Cowboys Will "110 Percent" Support Any Decision Jason Witten Makes

FRISCO, Texas – After 15 years, Jason Witten has earned all the time he needs to decide his professional future.

Speaking to reporters Wednesday, Cowboys executive vice president Stephen Jones said he currently does not have an update on Witten's status but the team will support his eventual decision "110 percent" – whether he continues to play or not.

"Obviously we'd love to have him be a Cowboy because of what he brings to the table. We're a better football team with him, no question," Jones said at a press conference announcing the June 16 welterweight championship bout between Errol Spence Jr. and Carlos Ocampo at Ford Center at The Star in Frisco.

"But at the same time, in his mind if it's time to do something different in his career path, then we would 110 percent support that as well. We just want to give him all the time he needs. He deserves it. He's a Hall of Fame player, both on and off the field."

Reports broke last Friday that Witten is considering a move to ESPN as a broadcaster for Monday Night Football. Cowboys owner/general manager Jerry Jones then told reporters that he has been in communication with Witten about his future and the veteran tight end needed a few days to decide whether he will play a franchise-record 16th season.

Although Witten could make a decision at any time, Stephen Jones said the organization has made a point not to rush or pressure him. Not after everything he has meant to the team since arriving in 2003 as a 20-year-old rookie in former coach Bill Parcells' first draft class.

"Jerry and I and are family struggle with that because you really don't want to talk someone into something," Stephen Jones said. "This game is a tough game. I learned a lot from Coach Parcells when he was here and you've got to be all in to play the game.

"You just want him to do what's in the best interest, not only for him but for his family. This is one case where we don't need to be selfish.
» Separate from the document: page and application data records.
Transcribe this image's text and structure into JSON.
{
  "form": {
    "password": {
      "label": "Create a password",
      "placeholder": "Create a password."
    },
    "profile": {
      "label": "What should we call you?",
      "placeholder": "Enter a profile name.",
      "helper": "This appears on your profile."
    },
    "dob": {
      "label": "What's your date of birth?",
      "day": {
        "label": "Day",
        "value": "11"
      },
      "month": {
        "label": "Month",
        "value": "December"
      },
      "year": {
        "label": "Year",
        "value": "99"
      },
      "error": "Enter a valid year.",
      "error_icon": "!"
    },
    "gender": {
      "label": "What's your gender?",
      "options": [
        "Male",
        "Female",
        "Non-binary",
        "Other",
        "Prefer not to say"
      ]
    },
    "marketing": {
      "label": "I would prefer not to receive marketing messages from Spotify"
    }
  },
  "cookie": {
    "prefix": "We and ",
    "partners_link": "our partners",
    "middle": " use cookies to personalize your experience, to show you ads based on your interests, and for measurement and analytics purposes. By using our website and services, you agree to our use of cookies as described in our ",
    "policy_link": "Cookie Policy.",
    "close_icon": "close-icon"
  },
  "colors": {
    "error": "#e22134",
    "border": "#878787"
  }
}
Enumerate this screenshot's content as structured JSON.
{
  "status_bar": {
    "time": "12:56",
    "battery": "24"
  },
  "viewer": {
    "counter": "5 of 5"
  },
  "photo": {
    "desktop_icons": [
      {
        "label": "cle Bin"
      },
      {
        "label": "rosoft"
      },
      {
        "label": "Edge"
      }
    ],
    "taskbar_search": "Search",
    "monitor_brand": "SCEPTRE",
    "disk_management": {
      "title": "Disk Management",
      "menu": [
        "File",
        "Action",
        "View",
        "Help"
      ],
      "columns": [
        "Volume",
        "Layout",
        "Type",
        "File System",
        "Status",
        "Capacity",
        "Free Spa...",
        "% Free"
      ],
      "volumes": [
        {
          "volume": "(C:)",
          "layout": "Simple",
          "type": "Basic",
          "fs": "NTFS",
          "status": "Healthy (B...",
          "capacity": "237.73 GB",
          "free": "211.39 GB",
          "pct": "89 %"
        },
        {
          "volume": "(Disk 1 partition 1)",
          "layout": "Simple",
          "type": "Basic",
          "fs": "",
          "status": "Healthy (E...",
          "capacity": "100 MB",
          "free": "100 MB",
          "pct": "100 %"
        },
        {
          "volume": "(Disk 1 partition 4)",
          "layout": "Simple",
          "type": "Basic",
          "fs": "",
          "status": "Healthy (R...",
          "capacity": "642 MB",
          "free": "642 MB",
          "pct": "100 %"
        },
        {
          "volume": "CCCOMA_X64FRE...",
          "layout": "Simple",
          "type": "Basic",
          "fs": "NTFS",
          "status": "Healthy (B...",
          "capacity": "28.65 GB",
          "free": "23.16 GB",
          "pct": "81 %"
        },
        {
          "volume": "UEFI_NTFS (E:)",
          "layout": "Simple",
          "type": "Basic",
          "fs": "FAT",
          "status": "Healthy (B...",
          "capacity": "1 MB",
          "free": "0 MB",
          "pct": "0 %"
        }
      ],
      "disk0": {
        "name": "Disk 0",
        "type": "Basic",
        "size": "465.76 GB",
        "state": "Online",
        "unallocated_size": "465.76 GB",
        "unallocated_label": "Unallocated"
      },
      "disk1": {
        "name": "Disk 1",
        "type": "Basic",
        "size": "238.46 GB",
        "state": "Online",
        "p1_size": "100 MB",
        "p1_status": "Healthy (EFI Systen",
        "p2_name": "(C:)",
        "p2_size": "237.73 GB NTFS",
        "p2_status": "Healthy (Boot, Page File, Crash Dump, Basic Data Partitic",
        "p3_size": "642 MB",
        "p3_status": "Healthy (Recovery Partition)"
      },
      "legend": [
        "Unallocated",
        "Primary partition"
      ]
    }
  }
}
We need to support what's best for him."

This article has been reproduced in a new format and may be missing content or contain faulty links. Please use the Contact Us link in our site footer to report an issue.
Advertising